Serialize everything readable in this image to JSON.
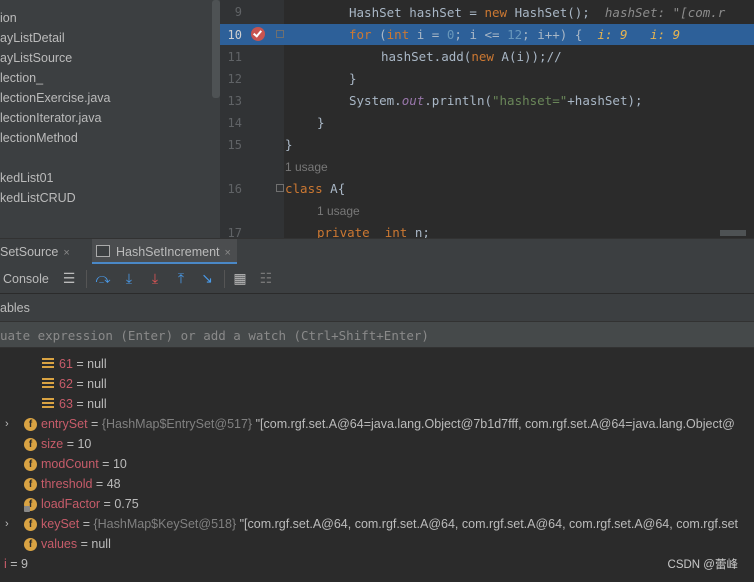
{
  "project_tree": {
    "items": [
      "ion",
      "ayListDetail",
      "ayListSource",
      "lection_",
      "lectionExercise.java",
      "lectionIterator.java",
      "lectionMethod",
      "kedList01",
      "kedListCRUD"
    ]
  },
  "editor": {
    "line_numbers": [
      "9",
      "10",
      "11",
      "12",
      "13",
      "14",
      "15",
      "16",
      "17"
    ],
    "line9": {
      "a": "HashSet hashSet = ",
      "kw_new": "new",
      "b": " HashSet();",
      "hint": "hashSet: \"[com.r"
    },
    "line10": {
      "kw_for": "for",
      "p1": " (",
      "kw_int": "int",
      "p2": " i = ",
      "n0": "0",
      "p3": "; i <= ",
      "n12": "12",
      "p4": "; i++) {",
      "hint1": "i: 9",
      "hint2": "i: 9"
    },
    "line11": {
      "a": "hashSet.add(",
      "kw_new": "new",
      "b": " A(i));//"
    },
    "line12": "}",
    "line13": {
      "a": "System.",
      "out": "out",
      "b": ".println(",
      "str": "\"hashset=\"",
      "c": "+hashSet);"
    },
    "line14": "}",
    "line15": "}",
    "usage1": "1 usage",
    "line16": {
      "kw": "class",
      "b": " A{"
    },
    "usage2": "1 usage",
    "line17": {
      "kw_private": "private",
      "kw_int": "int",
      "n": "n;"
    }
  },
  "debug_tabs": {
    "tab1": "SetSource",
    "tab2": "HashSetIncrement",
    "close": "×"
  },
  "debug_toolbar": {
    "console": "Console",
    "icons": [
      "menu-icon",
      "step-over-icon",
      "step-into-icon",
      "force-step-into-icon",
      "step-out-icon",
      "run-to-cursor-icon",
      "evaluate-icon",
      "trace-icon"
    ]
  },
  "variables": {
    "header": "ables",
    "eval_placeholder": "uate expression (Enter) or add a watch (Ctrl+Shift+Enter)",
    "rows": [
      {
        "name": "61",
        "value": "null"
      },
      {
        "name": "62",
        "value": "null"
      },
      {
        "name": "63",
        "value": "null"
      },
      {
        "name": "entrySet",
        "type": "{HashMap$EntrySet@517}",
        "value": "\"[com.rgf.set.A@64=java.lang.Object@7b1d7fff, com.rgf.set.A@64=java.lang.Object@"
      },
      {
        "name": "size",
        "value": "10"
      },
      {
        "name": "modCount",
        "value": "10"
      },
      {
        "name": "threshold",
        "value": "48"
      },
      {
        "name": "loadFactor",
        "value": "0.75"
      },
      {
        "name": "keySet",
        "type": "{HashMap$KeySet@518}",
        "value": "\"[com.rgf.set.A@64, com.rgf.set.A@64, com.rgf.set.A@64, com.rgf.set.A@64, com.rgf.set"
      },
      {
        "name": "values",
        "value": "null"
      },
      {
        "name": "i",
        "value": "9"
      }
    ],
    "eq": " = "
  },
  "watermark": "CSDN @蕾峰",
  "colors": {
    "highlight": "#2d6099",
    "keyword": "#cc7832",
    "number": "#6897bb",
    "string": "#6a8759",
    "field": "#d9a343"
  }
}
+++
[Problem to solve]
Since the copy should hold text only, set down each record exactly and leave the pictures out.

[Written solution]
Serialize everything readable in this image to JSON.
{
  "project_tree": {
    "items": [
      "ion",
      "ayListDetail",
      "ayListSource",
      "lection_",
      "lectionExercise.java",
      "lectionIterator.java",
      "lectionMethod",
      "kedList01",
      "kedListCRUD"
    ]
  },
  "editor": {
    "line_numbers": [
      "9",
      "10",
      "11",
      "12",
      "13",
      "14",
      "15",
      "16",
      "17"
    ],
    "line9": {
      "a": "HashSet hashSet = ",
      "kw_new": "new",
      "b": " HashSet();",
      "hint": "hashSet: \"[com.r"
    },
    "line10": {
      "kw_for": "for",
      "p1": " (",
      "kw_int": "int",
      "p2": " i = ",
      "n0": "0",
      "p3": "; i <= ",
      "n12": "12",
      "p4": "; i++) {",
      "hint1": "i: 9",
      "hint2": "i: 9"
    },
    "line11": {
      "a": "hashSet.add(",
      "kw_new": "new",
      "b": " A(i));//"
    },
    "line12": "}",
    "line13": {
      "a": "System.",
      "out": "out",
      "b": ".println(",
      "str": "\"hashset=\"",
      "c": "+hashSet);"
    },
    "line14": "}",
    "line15": "}",
    "usage1": "1 usage",
    "line16": {
      "kw": "class",
      "b": " A{"
    },
    "usage2": "1 usage",
    "line17": {
      "kw_private": "private",
      "kw_int": "int",
      "n": "n;"
    }
  },
  "debug_tabs": {
    "tab1": "SetSource",
    "tab2": "HashSetIncrement",
    "close": "×"
  },
  "debug_toolbar": {
    "console": "Console",
    "icons": [
      "menu-icon",
      "step-over-icon",
      "step-into-icon",
      "force-step-into-icon",
      "step-out-icon",
      "run-to-cursor-icon",
      "evaluate-icon",
      "trace-icon"
    ]
  },
  "variables": {
    "header": "ables",
    "eval_placeholder": "uate expression (Enter) or add a watch (Ctrl+Shift+Enter)",
    "rows": [
      {
        "name": "61",
        "value": "null"
      },
      {
        "name": "62",
        "value": "null"
      },
      {
        "name": "63",
        "value": "null"
      },
      {
        "name": "entrySet",
        "type": "{HashMap$EntrySet@517}",
        "value": "\"[com.rgf.set.A@64=java.lang.Object@7b1d7fff, com.rgf.set.A@64=java.lang.Object@"
      },
      {
        "name": "size",
        "value": "10"
      },
      {
        "name": "modCount",
        "value": "10"
      },
      {
        "name": "threshold",
        "value": "48"
      },
      {
        "name": "loadFactor",
        "value": "0.75"
      },
      {
        "name": "keySet",
        "type": "{HashMap$KeySet@518}",
        "value": "\"[com.rgf.set.A@64, com.rgf.set.A@64, com.rgf.set.A@64, com.rgf.set.A@64, com.rgf.set"
      },
      {
        "name": "values",
        "value": "null"
      },
      {
        "name": "i",
        "value": "9"
      }
    ],
    "eq": " = "
  },
  "watermark": "CSDN @蕾峰",
  "colors": {
    "highlight": "#2d6099",
    "keyword": "#cc7832",
    "number": "#6897bb",
    "string": "#6a8759",
    "field": "#d9a343"
  }
}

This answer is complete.